[Website and app data records]
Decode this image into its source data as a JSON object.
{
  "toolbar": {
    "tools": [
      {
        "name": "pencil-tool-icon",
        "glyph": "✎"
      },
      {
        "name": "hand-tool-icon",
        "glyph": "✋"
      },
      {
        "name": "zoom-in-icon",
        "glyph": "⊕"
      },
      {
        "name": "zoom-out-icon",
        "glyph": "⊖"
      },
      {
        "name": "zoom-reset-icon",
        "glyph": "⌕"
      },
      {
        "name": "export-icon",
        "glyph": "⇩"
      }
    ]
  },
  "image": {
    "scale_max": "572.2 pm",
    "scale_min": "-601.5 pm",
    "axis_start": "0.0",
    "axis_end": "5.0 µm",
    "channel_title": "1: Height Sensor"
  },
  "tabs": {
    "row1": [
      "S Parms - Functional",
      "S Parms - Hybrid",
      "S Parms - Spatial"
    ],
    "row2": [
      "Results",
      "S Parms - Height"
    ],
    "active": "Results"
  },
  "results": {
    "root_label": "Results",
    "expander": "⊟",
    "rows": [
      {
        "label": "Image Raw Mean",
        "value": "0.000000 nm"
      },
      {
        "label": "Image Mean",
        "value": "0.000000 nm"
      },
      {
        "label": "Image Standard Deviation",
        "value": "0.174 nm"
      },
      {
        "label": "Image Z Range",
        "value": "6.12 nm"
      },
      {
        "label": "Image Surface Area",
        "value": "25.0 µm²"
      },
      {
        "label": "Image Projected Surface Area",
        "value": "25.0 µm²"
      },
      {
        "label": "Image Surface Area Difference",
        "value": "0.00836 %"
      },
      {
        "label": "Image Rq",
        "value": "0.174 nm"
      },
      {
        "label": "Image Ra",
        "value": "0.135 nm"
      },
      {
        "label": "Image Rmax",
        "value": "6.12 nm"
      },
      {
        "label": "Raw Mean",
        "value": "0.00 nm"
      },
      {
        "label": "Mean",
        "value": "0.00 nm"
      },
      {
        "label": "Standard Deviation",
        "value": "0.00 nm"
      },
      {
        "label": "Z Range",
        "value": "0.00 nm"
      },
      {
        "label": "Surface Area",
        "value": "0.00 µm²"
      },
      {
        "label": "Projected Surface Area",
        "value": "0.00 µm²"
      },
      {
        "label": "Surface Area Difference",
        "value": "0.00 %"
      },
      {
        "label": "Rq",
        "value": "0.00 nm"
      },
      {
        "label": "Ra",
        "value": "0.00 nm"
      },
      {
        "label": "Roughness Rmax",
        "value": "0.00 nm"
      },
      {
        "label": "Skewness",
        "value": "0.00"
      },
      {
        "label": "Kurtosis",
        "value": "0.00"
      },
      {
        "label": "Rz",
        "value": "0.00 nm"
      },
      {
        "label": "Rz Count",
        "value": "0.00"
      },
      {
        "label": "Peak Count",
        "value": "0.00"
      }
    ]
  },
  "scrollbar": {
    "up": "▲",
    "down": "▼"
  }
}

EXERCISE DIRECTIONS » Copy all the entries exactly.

RESULT OF THE EXERCISE »
Decode this image into its source data as a JSON object.
{
  "toolbar": {
    "tools": [
      {
        "name": "pencil-tool-icon",
        "glyph": "✎"
      },
      {
        "name": "hand-tool-icon",
        "glyph": "✋"
      },
      {
        "name": "zoom-in-icon",
        "glyph": "⊕"
      },
      {
        "name": "zoom-out-icon",
        "glyph": "⊖"
      },
      {
        "name": "zoom-reset-icon",
        "glyph": "⌕"
      },
      {
        "name": "export-icon",
        "glyph": "⇩"
      }
    ]
  },
  "image": {
    "scale_max": "572.2 pm",
    "scale_min": "-601.5 pm",
    "axis_start": "0.0",
    "axis_end": "5.0 µm",
    "channel_title": "1: Height Sensor"
  },
  "tabs": {
    "row1": [
      "S Parms - Functional",
      "S Parms - Hybrid",
      "S Parms - Spatial"
    ],
    "row2": [
      "Results",
      "S Parms - Height"
    ],
    "active": "Results"
  },
  "results": {
    "root_label": "Results",
    "expander": "⊟",
    "rows": [
      {
        "label": "Image Raw Mean",
        "value": "0.000000 nm"
      },
      {
        "label": "Image Mean",
        "value": "0.000000 nm"
      },
      {
        "label": "Image Standard Deviation",
        "value": "0.174 nm"
      },
      {
        "label": "Image Z Range",
        "value": "6.12 nm"
      },
      {
        "label": "Image Surface Area",
        "value": "25.0 µm²"
      },
      {
        "label": "Image Projected Surface Area",
        "value": "25.0 µm²"
      },
      {
        "label": "Image Surface Area Difference",
        "value": "0.00836 %"
      },
      {
        "label": "Image Rq",
        "value": "0.174 nm"
      },
      {
        "label": "Image Ra",
        "value": "0.135 nm"
      },
      {
        "label": "Image Rmax",
        "value": "6.12 nm"
      },
      {
        "label": "Raw Mean",
        "value": "0.00 nm"
      },
      {
        "label": "Mean",
        "value": "0.00 nm"
      },
      {
        "label": "Standard Deviation",
        "value": "0.00 nm"
      },
      {
        "label": "Z Range",
        "value": "0.00 nm"
      },
      {
        "label": "Surface Area",
        "value": "0.00 µm²"
      },
      {
        "label": "Projected Surface Area",
        "value": "0.00 µm²"
      },
      {
        "label": "Surface Area Difference",
        "value": "0.00 %"
      },
      {
        "label": "Rq",
        "value": "0.00 nm"
      },
      {
        "label": "Ra",
        "value": "0.00 nm"
      },
      {
        "label": "Roughness Rmax",
        "value": "0.00 nm"
      },
      {
        "label": "Skewness",
        "value": "0.00"
      },
      {
        "label": "Kurtosis",
        "value": "0.00"
      },
      {
        "label": "Rz",
        "value": "0.00 nm"
      },
      {
        "label": "Rz Count",
        "value": "0.00"
      },
      {
        "label": "Peak Count",
        "value": "0.00"
      }
    ]
  },
  "scrollbar": {
    "up": "▲",
    "down": "▼"
  }
}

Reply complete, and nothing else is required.